In the first part of the series we started by the very basics of the Unity 3D environment. Getting a feel of the IDE and the different sections which you will be working with throughout your project. We also covered how to use the tools in the designer to apply different transformation to a selected Game Object: positioning, rotation and scaling. We finally looked at how to create our first script and using the script apply a rotation transform on the Y-Axis of our cube.
In the second part of the series, we looked at more of the transformation of a given object through coding. We also looked at how to create light sources that are crucial for the rendering of your objects in the scene.
In the third part of the series we looked at how to process user input through the keyboard and based on the key code take particular actions.
In the fourth part of the series, we looked at creating a simple user interface. The user interface that we developed provided us a means to feedback to the user, and also another method for the user to input to our game or simulation.
In the fifth part, we started the idea of a simple game. We also looked at how to import 3D models into the game engine.
In the sixth part, we expanded on our game idea and making it more interesting and more complete. We introduced several concepts regarding game play and game design as well as created a simple user interface for our game.
In the seventh part, we answered some of the questions that got raised in Part 6.
In the eighth part, we creating a better user experience and also visuals for our players.
In part nine of the series, we enhanced the visual effects of our little game. We also be introduced a start menu for the game where the user could select some options and also determine the difficulty of the game. In addition, we introduced sound effects and visual effects to enhance the overall look and feel of the game.

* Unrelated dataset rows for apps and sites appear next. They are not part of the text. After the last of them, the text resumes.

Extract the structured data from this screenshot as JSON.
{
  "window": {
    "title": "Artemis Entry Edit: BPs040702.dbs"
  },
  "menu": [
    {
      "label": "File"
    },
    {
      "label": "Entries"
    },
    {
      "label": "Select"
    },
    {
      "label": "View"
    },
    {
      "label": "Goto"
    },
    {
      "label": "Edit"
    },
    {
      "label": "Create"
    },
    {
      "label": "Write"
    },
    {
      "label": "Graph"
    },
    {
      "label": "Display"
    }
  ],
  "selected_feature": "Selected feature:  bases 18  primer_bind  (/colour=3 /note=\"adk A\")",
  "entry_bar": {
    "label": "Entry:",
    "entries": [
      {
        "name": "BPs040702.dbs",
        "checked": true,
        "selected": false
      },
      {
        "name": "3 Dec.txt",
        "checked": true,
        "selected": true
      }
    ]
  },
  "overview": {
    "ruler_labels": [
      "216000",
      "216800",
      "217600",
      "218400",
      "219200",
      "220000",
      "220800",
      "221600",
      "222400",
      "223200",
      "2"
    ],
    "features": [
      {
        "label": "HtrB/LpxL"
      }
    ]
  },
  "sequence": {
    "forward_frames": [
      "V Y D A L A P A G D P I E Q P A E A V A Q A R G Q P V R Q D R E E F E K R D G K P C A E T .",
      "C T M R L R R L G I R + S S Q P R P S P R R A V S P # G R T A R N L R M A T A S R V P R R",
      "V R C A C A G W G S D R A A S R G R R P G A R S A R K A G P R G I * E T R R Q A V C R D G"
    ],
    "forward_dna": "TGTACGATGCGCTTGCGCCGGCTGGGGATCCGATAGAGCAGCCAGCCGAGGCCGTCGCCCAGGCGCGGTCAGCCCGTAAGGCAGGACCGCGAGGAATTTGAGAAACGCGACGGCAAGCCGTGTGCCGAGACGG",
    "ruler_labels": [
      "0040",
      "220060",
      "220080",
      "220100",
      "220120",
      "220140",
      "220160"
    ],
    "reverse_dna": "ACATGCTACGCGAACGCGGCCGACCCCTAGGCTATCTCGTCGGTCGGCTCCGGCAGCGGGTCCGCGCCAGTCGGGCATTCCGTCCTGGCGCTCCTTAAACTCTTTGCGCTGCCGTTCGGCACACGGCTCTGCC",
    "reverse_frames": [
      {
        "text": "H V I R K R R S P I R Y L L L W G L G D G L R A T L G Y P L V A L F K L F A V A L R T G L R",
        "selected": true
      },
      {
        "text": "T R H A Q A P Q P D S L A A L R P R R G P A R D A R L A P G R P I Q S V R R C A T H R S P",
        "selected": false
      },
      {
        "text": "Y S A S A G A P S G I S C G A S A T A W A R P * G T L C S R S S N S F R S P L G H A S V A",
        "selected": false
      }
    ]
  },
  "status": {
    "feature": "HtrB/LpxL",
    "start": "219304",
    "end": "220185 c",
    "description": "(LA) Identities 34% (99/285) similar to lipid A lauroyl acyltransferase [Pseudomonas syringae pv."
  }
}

In part ten, we are going to implement the game option feature that will allow the user to control the volume of the background noise and the volume of the sound effects we implemented in part 9. In addition, we are going to introduce another game play element, a health bar object to increase our health if we can capture it in time!
Make sure you check out all 10!